## Instructions to follow
Scan the entries below and give the number of lines containing "Issues", with no accompanying words.

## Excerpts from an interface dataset
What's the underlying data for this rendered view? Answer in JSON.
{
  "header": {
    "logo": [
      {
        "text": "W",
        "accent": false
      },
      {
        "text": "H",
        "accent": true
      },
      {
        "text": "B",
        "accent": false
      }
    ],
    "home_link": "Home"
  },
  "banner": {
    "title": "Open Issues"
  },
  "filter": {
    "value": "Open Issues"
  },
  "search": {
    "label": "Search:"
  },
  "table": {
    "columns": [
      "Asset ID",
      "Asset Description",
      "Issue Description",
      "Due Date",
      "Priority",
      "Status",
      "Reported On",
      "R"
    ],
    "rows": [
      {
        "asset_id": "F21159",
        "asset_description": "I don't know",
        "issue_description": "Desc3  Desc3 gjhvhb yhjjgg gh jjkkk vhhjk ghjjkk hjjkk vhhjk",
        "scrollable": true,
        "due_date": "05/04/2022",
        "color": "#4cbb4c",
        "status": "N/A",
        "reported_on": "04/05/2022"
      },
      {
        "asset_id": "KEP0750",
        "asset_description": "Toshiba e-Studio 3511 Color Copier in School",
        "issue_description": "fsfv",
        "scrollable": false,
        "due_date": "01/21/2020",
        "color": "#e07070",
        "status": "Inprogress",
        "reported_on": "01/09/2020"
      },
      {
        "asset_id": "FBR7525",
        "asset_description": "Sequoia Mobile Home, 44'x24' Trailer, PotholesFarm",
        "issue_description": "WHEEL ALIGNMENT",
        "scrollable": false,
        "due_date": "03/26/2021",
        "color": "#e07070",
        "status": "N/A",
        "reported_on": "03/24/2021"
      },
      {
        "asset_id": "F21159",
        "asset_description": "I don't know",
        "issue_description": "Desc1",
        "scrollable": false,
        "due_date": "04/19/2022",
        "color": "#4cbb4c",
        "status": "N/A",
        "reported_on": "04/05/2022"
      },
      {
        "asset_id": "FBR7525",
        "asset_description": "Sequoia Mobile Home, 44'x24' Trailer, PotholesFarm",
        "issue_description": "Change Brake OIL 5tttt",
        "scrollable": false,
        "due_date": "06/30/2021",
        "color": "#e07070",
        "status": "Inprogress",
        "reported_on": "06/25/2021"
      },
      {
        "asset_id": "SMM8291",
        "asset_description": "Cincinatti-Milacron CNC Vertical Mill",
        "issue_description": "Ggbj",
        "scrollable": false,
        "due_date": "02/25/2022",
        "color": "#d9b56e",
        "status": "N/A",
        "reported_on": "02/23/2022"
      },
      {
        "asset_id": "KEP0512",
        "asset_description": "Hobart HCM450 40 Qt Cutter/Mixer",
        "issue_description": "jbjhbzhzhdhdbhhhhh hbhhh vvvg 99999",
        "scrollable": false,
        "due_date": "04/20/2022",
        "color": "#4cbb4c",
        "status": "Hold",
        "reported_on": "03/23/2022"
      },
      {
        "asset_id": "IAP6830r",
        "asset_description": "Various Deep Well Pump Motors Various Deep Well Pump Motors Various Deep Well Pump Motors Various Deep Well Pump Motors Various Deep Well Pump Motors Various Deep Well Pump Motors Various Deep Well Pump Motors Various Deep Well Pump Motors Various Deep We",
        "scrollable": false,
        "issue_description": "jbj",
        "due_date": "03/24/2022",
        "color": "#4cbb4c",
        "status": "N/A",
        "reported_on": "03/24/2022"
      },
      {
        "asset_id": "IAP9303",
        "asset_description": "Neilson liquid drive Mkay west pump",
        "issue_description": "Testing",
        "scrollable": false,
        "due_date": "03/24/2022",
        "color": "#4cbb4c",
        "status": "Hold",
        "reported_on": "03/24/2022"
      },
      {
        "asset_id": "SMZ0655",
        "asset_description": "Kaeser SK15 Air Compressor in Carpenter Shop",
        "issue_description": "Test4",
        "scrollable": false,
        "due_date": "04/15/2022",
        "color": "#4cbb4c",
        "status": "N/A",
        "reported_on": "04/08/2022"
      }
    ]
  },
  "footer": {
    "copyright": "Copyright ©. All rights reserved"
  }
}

## Response to the task
2